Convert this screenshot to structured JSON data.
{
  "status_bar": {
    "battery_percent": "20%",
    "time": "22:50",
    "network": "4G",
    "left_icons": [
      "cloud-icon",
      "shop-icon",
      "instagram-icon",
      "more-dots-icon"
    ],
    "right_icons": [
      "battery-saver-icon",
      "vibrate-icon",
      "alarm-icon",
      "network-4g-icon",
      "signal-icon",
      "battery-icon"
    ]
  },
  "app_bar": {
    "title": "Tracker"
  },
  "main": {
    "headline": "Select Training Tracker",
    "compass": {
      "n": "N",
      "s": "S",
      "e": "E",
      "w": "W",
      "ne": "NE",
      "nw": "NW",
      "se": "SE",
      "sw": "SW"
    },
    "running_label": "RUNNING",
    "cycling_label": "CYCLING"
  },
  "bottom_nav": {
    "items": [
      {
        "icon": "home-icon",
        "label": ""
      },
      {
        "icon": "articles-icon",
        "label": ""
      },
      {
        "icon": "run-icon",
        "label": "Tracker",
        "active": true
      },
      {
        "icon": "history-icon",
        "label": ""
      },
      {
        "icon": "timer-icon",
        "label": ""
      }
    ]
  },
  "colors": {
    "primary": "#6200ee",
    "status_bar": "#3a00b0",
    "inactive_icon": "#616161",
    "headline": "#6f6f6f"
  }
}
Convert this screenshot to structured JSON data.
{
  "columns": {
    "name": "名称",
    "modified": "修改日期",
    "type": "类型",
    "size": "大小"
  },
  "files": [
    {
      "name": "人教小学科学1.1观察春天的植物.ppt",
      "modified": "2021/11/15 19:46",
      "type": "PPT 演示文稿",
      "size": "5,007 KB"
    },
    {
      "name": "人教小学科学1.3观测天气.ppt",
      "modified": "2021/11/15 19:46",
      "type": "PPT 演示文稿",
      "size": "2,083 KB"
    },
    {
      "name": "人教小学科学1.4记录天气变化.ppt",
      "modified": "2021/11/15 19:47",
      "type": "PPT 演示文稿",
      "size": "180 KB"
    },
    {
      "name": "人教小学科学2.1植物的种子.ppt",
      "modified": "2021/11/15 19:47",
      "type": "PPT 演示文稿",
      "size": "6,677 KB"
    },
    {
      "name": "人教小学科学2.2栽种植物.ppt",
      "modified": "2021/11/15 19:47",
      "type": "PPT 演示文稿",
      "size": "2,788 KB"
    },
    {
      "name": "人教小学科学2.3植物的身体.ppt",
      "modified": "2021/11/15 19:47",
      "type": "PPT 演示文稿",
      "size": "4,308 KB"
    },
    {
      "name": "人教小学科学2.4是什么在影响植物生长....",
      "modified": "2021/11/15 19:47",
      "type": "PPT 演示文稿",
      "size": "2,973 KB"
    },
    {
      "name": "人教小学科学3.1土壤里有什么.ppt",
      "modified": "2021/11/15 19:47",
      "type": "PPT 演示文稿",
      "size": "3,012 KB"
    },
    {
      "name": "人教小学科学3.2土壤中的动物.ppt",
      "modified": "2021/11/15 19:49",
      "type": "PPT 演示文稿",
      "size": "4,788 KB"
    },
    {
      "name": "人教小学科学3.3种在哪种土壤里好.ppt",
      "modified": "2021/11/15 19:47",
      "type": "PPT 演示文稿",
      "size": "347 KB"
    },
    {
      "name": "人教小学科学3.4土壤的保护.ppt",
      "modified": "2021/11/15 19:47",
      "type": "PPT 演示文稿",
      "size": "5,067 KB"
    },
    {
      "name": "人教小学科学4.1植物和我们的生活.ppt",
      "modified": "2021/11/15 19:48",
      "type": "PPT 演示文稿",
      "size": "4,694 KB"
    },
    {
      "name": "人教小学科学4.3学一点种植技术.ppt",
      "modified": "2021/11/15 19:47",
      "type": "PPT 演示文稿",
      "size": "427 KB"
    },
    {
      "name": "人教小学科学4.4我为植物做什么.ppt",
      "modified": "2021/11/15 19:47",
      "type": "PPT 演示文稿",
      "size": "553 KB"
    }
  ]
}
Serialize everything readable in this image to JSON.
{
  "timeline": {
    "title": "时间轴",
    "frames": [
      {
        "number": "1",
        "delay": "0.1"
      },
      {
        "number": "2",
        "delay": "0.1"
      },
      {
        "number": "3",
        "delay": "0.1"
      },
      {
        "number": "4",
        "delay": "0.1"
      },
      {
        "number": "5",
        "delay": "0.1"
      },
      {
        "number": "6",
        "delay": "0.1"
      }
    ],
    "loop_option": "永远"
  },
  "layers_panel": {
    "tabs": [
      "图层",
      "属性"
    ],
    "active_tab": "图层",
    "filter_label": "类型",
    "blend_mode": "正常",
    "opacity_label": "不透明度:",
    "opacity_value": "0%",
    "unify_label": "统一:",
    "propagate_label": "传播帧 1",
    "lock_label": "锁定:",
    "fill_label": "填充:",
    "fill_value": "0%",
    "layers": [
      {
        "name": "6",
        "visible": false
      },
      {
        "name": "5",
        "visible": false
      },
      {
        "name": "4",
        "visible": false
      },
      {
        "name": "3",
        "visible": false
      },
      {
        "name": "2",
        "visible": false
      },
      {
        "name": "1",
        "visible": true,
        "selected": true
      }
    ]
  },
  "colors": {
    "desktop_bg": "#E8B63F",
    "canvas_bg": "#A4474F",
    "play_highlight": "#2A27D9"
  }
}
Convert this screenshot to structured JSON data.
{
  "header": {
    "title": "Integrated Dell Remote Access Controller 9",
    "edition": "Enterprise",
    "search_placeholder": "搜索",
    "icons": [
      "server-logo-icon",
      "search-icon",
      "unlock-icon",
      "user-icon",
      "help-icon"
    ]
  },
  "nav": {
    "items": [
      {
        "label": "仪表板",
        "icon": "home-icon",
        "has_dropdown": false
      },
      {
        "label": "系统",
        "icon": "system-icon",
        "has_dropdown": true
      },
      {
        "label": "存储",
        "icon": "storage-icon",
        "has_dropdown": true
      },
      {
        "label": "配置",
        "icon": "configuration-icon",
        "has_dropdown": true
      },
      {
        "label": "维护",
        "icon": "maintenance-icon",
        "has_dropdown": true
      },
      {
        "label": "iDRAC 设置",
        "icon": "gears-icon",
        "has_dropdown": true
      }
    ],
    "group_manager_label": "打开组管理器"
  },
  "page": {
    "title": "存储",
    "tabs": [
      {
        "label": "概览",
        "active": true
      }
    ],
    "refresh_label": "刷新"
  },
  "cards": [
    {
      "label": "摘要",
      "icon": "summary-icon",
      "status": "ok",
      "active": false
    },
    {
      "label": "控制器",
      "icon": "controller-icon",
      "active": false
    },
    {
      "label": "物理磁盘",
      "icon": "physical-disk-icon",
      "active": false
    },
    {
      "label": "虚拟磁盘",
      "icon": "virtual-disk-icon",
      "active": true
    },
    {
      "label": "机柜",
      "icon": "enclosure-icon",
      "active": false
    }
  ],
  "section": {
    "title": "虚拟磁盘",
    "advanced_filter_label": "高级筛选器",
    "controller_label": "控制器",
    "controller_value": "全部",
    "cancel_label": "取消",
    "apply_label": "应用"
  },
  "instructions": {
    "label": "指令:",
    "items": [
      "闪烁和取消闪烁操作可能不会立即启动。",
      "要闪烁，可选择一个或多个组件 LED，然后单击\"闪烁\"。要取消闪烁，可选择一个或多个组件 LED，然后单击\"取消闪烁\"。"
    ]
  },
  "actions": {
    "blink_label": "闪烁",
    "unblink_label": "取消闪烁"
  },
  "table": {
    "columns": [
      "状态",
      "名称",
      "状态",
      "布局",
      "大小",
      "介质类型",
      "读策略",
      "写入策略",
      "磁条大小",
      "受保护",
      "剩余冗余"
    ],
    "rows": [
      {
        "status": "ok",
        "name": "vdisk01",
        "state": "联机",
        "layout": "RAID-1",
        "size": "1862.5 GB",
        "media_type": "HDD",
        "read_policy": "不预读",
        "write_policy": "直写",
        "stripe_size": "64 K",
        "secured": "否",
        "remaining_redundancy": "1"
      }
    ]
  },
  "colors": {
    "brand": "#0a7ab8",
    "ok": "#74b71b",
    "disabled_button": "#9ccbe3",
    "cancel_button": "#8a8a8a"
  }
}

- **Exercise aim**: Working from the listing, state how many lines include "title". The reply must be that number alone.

- **Task result**: 5